▶ DATASET RECORDS
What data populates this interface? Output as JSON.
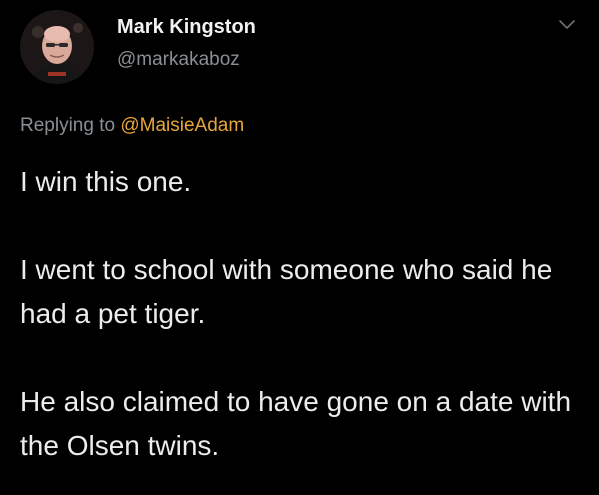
{
  "author": {
    "display_name": "Mark Kingston",
    "handle": "@markakaboz"
  },
  "reply_context": {
    "prefix": "Replying to ",
    "mention": "@MaisieAdam"
  },
  "tweet": {
    "paragraphs": [
      "I win this one.",
      "I went to school with someone who said he had a pet tiger.",
      "He also claimed to have gone on a date with the Olsen twins."
    ]
  },
  "icons": {
    "menu": "chevron-down-icon",
    "avatar": "profile-photo"
  },
  "colors": {
    "background": "#000000",
    "text": "#ececec",
    "secondary": "#8a8f94",
    "mention": "#e8a63a"
  }
}
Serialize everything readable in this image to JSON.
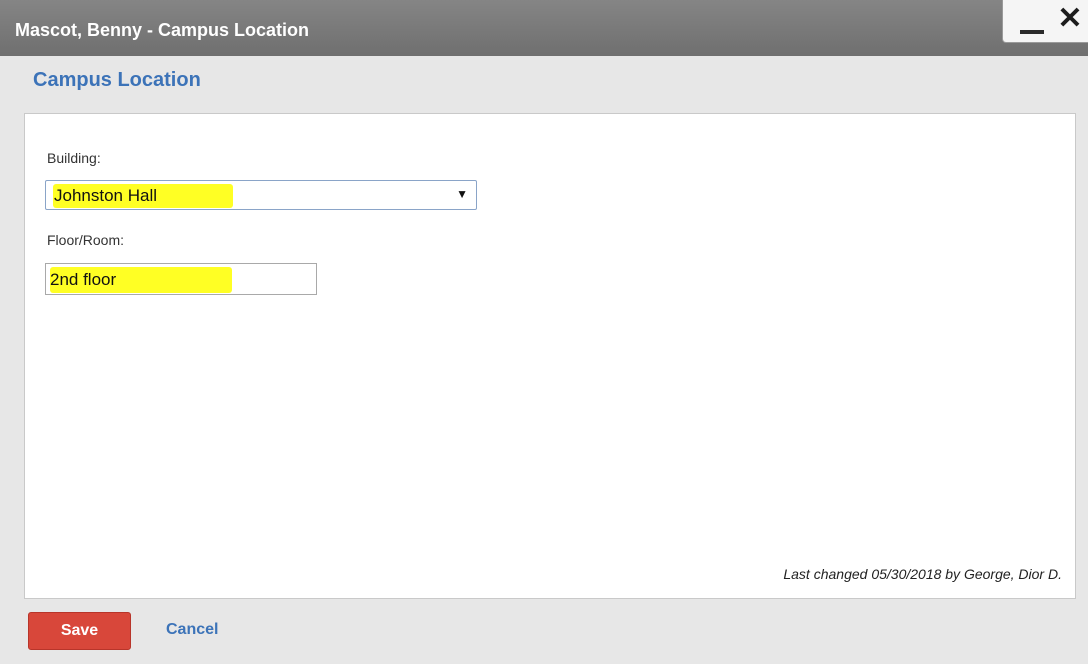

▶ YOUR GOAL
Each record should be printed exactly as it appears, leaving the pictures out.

▶ ANSWER FOR THE TASK
What data populates this interface? Output as JSON.
{
  "author": {
    "display_name": "Mark Kingston",
    "handle": "@markakaboz"
  },
  "reply_context": {
    "prefix": "Replying to ",
    "mention": "@MaisieAdam"
  },
  "tweet": {
    "paragraphs": [
      "I win this one.",
      "I went to school with someone who said he had a pet tiger.",
      "He also claimed to have gone on a date with the Olsen twins."
    ]
  },
  "icons": {
    "menu": "chevron-down-icon",
    "avatar": "profile-photo"
  },
  "colors": {
    "background": "#000000",
    "text": "#ececec",
    "secondary": "#8a8f94",
    "mention": "#e8a63a"
  }
}
Serialize everything readable in this image to JSON.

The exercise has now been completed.